Work instructions: From the material below, pull each line containing the string "Manage".
***
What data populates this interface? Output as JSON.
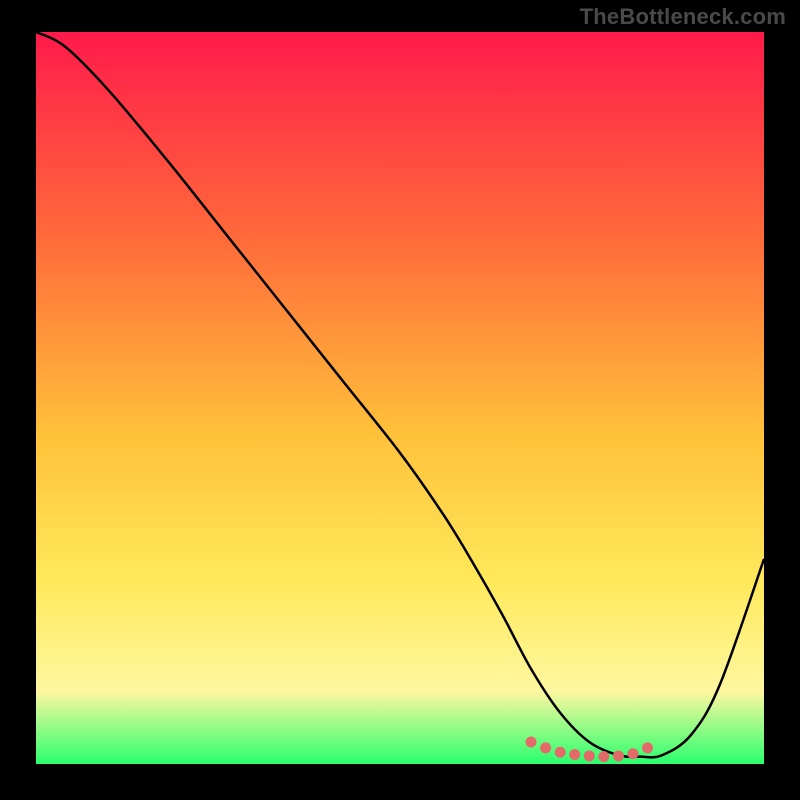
{
  "watermark": "TheBottleneck.com",
  "colors": {
    "page_bg": "#000000",
    "grad_top": "#ff1a4b",
    "grad_mid1": "#ff6a3a",
    "grad_mid2": "#ffc13a",
    "grad_mid3": "#ffe95a",
    "grad_mid4": "#fff7a0",
    "grad_bottom": "#29ff6d",
    "curve_stroke": "#000000",
    "marker_fill": "#e46a6a"
  },
  "chart_data": {
    "type": "line",
    "title": "",
    "xlabel": "",
    "ylabel": "",
    "xlim": [
      0,
      100
    ],
    "ylim": [
      0,
      100
    ],
    "series": [
      {
        "name": "curve",
        "x": [
          0,
          4,
          10,
          18,
          26,
          34,
          42,
          50,
          56,
          60,
          64,
          68,
          72,
          76,
          80,
          83,
          86,
          90,
          94,
          100
        ],
        "y": [
          100,
          98,
          92,
          82.5,
          72.5,
          62.5,
          52.5,
          42.5,
          34,
          27.5,
          20.5,
          13,
          7,
          3,
          1.2,
          1.0,
          1.2,
          4,
          11,
          28
        ]
      }
    ],
    "markers": {
      "name": "valley-markers",
      "x": [
        68,
        70,
        72,
        74,
        76,
        78,
        80,
        82,
        84
      ],
      "y": [
        3.0,
        2.2,
        1.6,
        1.3,
        1.1,
        1.0,
        1.1,
        1.4,
        2.2
      ]
    }
  }
}
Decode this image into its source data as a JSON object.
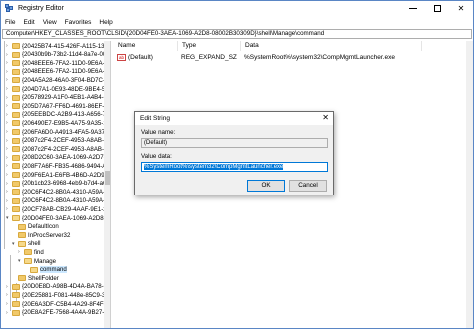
{
  "window": {
    "title": "Registry Editor",
    "controls": {
      "minimize": "—",
      "maximize": "",
      "close": "✕"
    }
  },
  "menu": [
    "File",
    "Edit",
    "View",
    "Favorites",
    "Help"
  ],
  "address": "Computer\\HKEY_CLASSES_ROOT\\CLSID\\{20D04FE0-3AEA-1069-A2D8-08002B30309D}\\shell\\Manage\\command",
  "tree": {
    "items": [
      {
        "label": "{20425B74-415-426F-A115-138BE",
        "level": 0,
        "state": "closed"
      },
      {
        "label": "{20430b9b-73b2-11d4-8a7e-00",
        "level": 0,
        "state": "closed"
      },
      {
        "label": "{2048EEE6-7FA2-11D0-9E6A-00",
        "level": 0,
        "state": "closed"
      },
      {
        "label": "{2048EEE6-7FA2-11D0-9E6A-00",
        "level": 0,
        "state": "closed"
      },
      {
        "label": "{204A5A28-46A0-3F04-BD7C-B6",
        "level": 0,
        "state": "closed"
      },
      {
        "label": "{204D7A1-0E93-48DE-9BE4-53",
        "level": 0,
        "state": "closed"
      },
      {
        "label": "{20578929-A1F0-4EB1-A4B4-6620",
        "level": 0,
        "state": "closed"
      },
      {
        "label": "{205D7A67-FF6D-4691-86EF-F3075",
        "level": 0,
        "state": "closed"
      },
      {
        "label": "{205EEBDC-A2B9-413-A656-7275",
        "level": 0,
        "state": "closed"
      },
      {
        "label": "{206490E7-E9B5-4A75-9A35-1D",
        "level": 0,
        "state": "closed"
      },
      {
        "label": "{206FA6D0-A4913-4FA5-9A37-D",
        "level": 0,
        "state": "closed"
      },
      {
        "label": "{2087c2F4-2CEF-4953-A8AB-6",
        "level": 0,
        "state": "closed"
      },
      {
        "label": "{2087c2F4-2CEF-4953-A8AB-6",
        "level": 0,
        "state": "closed"
      },
      {
        "label": "{208D2C60-3AEA-1069-A2D7-0800",
        "level": 0,
        "state": "closed"
      },
      {
        "label": "{208F7A6F-FB35-4686-9494-A62",
        "level": 0,
        "state": "closed"
      },
      {
        "label": "{209F6EA1-E6FB-4B6D-A2D9-6",
        "level": 0,
        "state": "closed"
      },
      {
        "label": "{20b1cb23-6968-4eb9-b7d4-a66d",
        "level": 0,
        "state": "closed"
      },
      {
        "label": "{20C6F4C2-8B0A-4310-A59A-5",
        "level": 0,
        "state": "closed"
      },
      {
        "label": "{20C6F4C2-8B0A-4310-A59A-5",
        "level": 0,
        "state": "closed"
      },
      {
        "label": "{20CF78AB-CB29-4AAF-9E1-29F",
        "level": 0,
        "state": "closed"
      },
      {
        "label": "{20D04FE0-3AEA-1069-A2D8-08",
        "level": 0,
        "state": "open"
      },
      {
        "label": "DefaultIcon",
        "level": 1,
        "state": "leaf"
      },
      {
        "label": "InProcServer32",
        "level": 1,
        "state": "leaf"
      },
      {
        "label": "shell",
        "level": 1,
        "state": "open"
      },
      {
        "label": "find",
        "level": 2,
        "state": "closed"
      },
      {
        "label": "Manage",
        "level": 2,
        "state": "open"
      },
      {
        "label": "command",
        "level": 3,
        "state": "selected"
      },
      {
        "label": "ShellFolder",
        "level": 1,
        "state": "leaf"
      },
      {
        "label": "{20D0E8D-A98B-4D4A-BA78-612",
        "level": 0,
        "state": "closed"
      },
      {
        "label": "{20E25881-F081-448e-85C9-3E4",
        "level": 0,
        "state": "closed"
      },
      {
        "label": "{20E6A3DF-C5B4-4A29-8F4F-31",
        "level": 0,
        "state": "closed"
      },
      {
        "label": "{20E8A2FE-7568-4A4A-9B27-0C",
        "level": 0,
        "state": "closed"
      }
    ]
  },
  "list": {
    "columns": [
      "Name",
      "Type",
      "Data"
    ],
    "rows": [
      {
        "name": "(Default)",
        "type": "REG_EXPAND_SZ",
        "data": "%SystemRoot%\\system32\\CompMgmtLauncher.exe"
      }
    ]
  },
  "dialog": {
    "title": "Edit String",
    "close": "✕",
    "value_name_label": "Value name:",
    "value_name": "(Default)",
    "value_data_label": "Value data:",
    "value_data": "%SystemRoot%\\system32\\CompMgmtLauncher.exe",
    "ok": "OK",
    "cancel": "Cancel"
  }
}
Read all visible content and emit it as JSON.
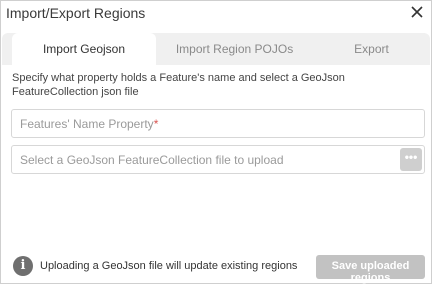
{
  "dialog": {
    "title": "Import/Export Regions"
  },
  "tabs": [
    {
      "label": "Import Geojson",
      "active": true
    },
    {
      "label": "Import Region POJOs",
      "active": false
    },
    {
      "label": "Export",
      "active": false
    }
  ],
  "import_geojson": {
    "description": "Specify what property holds a Feature's name and select a GeoJson FeatureCollection json file",
    "name_property": {
      "label": "Features' Name Property",
      "required_marker": "*",
      "value": ""
    },
    "file_input": {
      "placeholder": "Select a GeoJson FeatureCollection file to upload",
      "browse_label": "•••"
    }
  },
  "footer": {
    "info_icon": "info-icon",
    "info_text": "Uploading a GeoJson file will update existing regions",
    "save_label": "Save uploaded regions",
    "save_enabled": false
  },
  "colors": {
    "tab_bar": "#f0f0f0",
    "disabled_button": "#c2c2c2",
    "required": "#d9534f"
  }
}
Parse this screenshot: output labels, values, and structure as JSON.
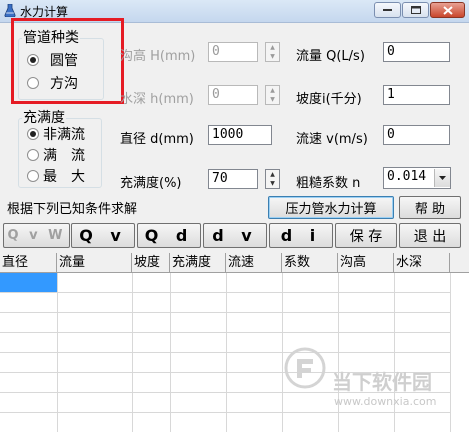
{
  "window": {
    "title": "水力计算"
  },
  "pipe_type": {
    "title": "管道种类",
    "options": [
      {
        "label": "圆管",
        "selected": true
      },
      {
        "label": "方沟",
        "selected": false
      }
    ]
  },
  "fullness": {
    "title": "充满度",
    "options": [
      {
        "label": "非满流",
        "selected": true
      },
      {
        "label": "满　流",
        "selected": false
      },
      {
        "label": "最　大",
        "selected": false
      }
    ]
  },
  "fields": {
    "ditch_height": {
      "label": "沟高 H(mm)",
      "value": "0"
    },
    "water_depth": {
      "label": "水深 h(mm)",
      "value": "0"
    },
    "diameter": {
      "label": "直径 d(mm)",
      "value": "1000"
    },
    "fullness_pct": {
      "label": "充满度(%)",
      "value": "70"
    },
    "flow": {
      "label": "流量 Q(L/s)",
      "value": "0"
    },
    "slope": {
      "label": "坡度i(千分)",
      "value": "1"
    },
    "velocity": {
      "label": "流速 v(m/s)",
      "value": "0"
    },
    "roughness": {
      "label": "粗糙系数 n",
      "value": "0.014"
    }
  },
  "hint": "根据下列已知条件求解",
  "buttons": {
    "pressure_calc": "压力管水力计算",
    "help": "帮 助",
    "qvw": "Q v W",
    "qv": "Q v",
    "qd": "Q d",
    "dv": "d v",
    "di": "d i",
    "save": "保 存",
    "exit": "退 出"
  },
  "table": {
    "columns": [
      "直径",
      "流量",
      "坡度",
      "充满度",
      "流速",
      "系数",
      "沟高",
      "水深"
    ]
  },
  "watermark": {
    "name": "当下软件园",
    "url": "www.downxia.com"
  },
  "colors": {
    "highlight": "#e51b24",
    "selection": "#3399ff",
    "titlebar": "#c5d7ee"
  }
}
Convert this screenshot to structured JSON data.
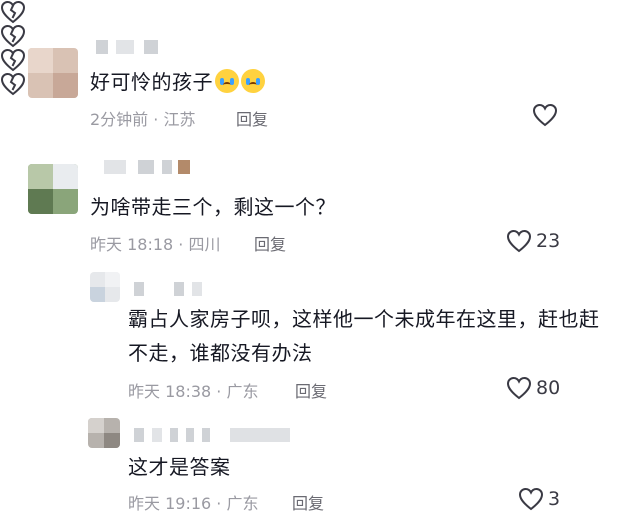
{
  "comments": [
    {
      "text": "好可怜的孩子",
      "emoji": [
        "crying-face",
        "crying-face"
      ],
      "meta": "2分钟前 · 江苏",
      "reply_label": "回复",
      "like_count": ""
    },
    {
      "text": "为啥带走三个，剩这一个？",
      "meta": "昨天 18:18 · 四川",
      "reply_label": "回复",
      "like_count": "23"
    },
    {
      "text": "霸占人家房子呗，这样他一个未成年在这里，赶也赶不走，谁都没有办法",
      "meta": "昨天 18:38 · 广东",
      "reply_label": "回复",
      "like_count": "80"
    },
    {
      "text": "这才是答案",
      "meta": "昨天 19:16 · 广东",
      "reply_label": "回复",
      "like_count": "3"
    }
  ],
  "colors": {
    "text": "#161823",
    "meta": "#9a9aa2",
    "icon": "#3a3a44"
  },
  "icons": {
    "like": "heart-outline-icon",
    "dislike": "broken-heart-icon"
  }
}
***
Exercise result:
  "address": "Computer\\HKEY_CLASSES_ROOT\\CLSID\\{20D04FE0-3AEA-1069-A2D8-08002B30309D}\\shell\\Manage\\command",
        "label": "Manage",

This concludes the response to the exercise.